Inflation reached a two-and-a-half-year high in January as rising fuel prices bumped up the cost of living.
The Office for National Statistics (ONS) said the Consumer Price Index (CPI) measure of inflation hit 1.8% last month, up from 1.6% in December, marking its highest level since June 2014.
However, the move came in shy of the Bank of England’s 2% target and economists’ expectations of 1.9%.
Separate figures for the Producer Price Index (PPI) showed that input prices – the amount paid for materials and fuel by UK manufacturers – saw its highest rate of growth since September 2008, rising 20.5% in January.
Sterling’s slump against the US dollar and the euro since the EU referendum result, coupled with rising oil prices, also caused import prices to leap 20.2% over the period, the ONS said.
Ballooning import prices triggered by the Brexit-hit pound are expected to push up everyday prices as companies pass on their soaring costs to consumers.

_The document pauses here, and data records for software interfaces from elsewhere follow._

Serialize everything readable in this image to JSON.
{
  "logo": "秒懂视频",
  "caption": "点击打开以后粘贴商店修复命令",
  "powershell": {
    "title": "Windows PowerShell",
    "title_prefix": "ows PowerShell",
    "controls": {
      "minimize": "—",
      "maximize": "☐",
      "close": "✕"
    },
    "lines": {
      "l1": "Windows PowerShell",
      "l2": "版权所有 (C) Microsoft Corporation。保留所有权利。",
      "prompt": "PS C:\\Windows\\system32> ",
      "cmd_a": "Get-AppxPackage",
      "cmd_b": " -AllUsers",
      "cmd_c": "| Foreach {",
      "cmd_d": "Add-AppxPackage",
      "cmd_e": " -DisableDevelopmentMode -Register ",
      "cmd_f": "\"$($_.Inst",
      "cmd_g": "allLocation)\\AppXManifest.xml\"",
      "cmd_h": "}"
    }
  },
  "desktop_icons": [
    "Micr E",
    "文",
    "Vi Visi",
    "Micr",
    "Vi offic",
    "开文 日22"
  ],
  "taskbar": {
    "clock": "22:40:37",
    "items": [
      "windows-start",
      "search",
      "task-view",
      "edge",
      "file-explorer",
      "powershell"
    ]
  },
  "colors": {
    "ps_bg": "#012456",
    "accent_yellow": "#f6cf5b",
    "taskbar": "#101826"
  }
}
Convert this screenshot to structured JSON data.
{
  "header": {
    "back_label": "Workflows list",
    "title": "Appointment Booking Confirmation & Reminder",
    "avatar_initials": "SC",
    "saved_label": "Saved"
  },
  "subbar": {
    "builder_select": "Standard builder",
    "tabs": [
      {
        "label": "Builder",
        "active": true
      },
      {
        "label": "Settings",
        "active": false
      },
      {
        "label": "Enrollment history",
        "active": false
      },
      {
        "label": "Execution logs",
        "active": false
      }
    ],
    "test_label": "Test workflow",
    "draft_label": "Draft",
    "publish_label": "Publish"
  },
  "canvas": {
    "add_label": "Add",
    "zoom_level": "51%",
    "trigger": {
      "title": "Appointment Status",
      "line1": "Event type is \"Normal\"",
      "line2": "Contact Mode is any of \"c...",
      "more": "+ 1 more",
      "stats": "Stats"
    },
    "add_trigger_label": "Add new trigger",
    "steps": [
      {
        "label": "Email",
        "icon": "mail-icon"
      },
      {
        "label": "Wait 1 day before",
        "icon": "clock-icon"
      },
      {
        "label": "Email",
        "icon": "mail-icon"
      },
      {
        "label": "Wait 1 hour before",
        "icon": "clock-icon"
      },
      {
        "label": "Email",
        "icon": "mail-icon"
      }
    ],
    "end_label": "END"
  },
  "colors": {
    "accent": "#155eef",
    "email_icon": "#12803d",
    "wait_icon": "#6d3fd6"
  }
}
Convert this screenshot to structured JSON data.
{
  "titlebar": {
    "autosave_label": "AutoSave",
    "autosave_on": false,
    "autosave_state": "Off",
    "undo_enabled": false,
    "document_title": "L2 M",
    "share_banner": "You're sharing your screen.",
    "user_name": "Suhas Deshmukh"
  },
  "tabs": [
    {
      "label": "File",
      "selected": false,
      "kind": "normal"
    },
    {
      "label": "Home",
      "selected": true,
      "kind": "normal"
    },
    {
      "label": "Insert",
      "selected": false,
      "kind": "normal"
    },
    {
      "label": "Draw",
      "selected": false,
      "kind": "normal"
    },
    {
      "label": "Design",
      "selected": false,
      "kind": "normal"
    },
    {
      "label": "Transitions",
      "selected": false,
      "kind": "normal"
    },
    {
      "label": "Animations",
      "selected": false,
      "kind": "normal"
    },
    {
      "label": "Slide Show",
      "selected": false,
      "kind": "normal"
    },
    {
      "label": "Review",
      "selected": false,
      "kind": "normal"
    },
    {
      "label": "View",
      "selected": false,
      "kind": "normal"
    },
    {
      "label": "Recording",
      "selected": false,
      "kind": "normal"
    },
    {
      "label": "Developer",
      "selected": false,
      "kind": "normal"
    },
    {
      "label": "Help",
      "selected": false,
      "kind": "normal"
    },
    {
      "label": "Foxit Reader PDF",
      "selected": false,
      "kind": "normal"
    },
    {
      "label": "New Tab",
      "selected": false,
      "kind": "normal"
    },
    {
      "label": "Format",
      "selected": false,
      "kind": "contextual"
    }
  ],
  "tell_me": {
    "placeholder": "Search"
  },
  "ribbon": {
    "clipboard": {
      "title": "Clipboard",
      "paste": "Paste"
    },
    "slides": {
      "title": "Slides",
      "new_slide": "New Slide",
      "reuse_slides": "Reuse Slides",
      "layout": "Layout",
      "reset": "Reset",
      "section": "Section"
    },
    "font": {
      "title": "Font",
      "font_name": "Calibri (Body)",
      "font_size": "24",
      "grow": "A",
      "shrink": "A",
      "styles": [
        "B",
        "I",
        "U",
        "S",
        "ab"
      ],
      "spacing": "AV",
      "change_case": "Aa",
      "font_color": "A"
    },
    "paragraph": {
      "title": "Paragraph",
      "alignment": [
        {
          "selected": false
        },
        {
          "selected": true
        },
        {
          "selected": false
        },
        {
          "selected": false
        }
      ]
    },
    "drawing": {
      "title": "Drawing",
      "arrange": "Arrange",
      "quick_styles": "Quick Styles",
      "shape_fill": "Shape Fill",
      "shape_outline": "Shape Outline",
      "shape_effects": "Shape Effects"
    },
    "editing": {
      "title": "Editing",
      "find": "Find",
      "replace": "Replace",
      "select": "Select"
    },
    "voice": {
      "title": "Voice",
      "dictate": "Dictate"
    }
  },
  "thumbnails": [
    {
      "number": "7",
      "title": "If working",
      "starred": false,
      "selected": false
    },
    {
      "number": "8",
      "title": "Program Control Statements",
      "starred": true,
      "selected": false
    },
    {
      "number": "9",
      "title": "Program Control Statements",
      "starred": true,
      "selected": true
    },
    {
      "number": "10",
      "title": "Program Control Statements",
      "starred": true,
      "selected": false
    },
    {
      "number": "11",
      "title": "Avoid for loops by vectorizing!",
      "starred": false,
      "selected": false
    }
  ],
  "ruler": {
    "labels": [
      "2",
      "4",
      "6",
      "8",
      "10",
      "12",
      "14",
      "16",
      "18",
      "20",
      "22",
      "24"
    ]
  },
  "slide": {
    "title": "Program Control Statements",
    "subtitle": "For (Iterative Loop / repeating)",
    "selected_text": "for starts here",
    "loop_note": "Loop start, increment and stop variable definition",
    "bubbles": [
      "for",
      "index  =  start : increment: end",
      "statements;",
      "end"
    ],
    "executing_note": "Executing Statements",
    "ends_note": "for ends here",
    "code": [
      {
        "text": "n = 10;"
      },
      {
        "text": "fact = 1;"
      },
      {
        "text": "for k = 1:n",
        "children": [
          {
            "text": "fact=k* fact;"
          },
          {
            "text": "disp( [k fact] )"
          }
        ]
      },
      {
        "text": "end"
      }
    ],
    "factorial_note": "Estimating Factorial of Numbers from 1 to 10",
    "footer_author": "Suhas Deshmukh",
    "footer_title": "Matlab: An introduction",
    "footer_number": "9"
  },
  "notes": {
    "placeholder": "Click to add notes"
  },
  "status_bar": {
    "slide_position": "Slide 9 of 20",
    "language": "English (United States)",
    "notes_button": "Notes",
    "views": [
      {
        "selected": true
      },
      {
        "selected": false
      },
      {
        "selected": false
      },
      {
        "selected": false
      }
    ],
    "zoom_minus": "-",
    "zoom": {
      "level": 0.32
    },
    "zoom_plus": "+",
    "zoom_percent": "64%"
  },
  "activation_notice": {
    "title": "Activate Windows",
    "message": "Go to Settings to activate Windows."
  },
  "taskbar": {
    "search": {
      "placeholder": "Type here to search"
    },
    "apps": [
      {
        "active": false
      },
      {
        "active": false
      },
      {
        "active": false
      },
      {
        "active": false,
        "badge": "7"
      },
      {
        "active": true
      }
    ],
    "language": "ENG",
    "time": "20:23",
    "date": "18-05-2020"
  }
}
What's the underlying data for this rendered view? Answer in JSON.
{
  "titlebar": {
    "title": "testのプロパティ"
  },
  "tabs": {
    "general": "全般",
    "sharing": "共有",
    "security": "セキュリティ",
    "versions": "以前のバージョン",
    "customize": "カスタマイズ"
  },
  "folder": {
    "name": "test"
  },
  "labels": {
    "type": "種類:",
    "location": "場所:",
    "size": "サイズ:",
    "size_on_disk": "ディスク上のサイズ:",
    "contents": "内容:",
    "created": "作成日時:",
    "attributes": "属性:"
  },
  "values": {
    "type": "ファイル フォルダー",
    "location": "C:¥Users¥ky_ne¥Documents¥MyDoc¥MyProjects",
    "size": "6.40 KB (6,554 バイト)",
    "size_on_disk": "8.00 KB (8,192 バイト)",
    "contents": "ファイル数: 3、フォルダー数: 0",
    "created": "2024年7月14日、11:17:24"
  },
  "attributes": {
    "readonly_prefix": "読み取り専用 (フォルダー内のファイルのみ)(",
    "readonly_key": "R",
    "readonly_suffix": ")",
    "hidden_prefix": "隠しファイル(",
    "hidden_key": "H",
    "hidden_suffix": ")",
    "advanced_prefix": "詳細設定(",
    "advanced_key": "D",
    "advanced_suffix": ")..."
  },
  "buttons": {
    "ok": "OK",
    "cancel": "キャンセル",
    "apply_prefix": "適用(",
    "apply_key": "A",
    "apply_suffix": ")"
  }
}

ONS head of inflation Mike Prestwood said “The latest rise in CPI was mainly due to rising petrol and diesel prices, along with a significant slowdown in the fall in food prices.
“The costs of raw materials and goods leaving factories both rose significantly, mainly thanks to higher oil prices and the weakened pound.”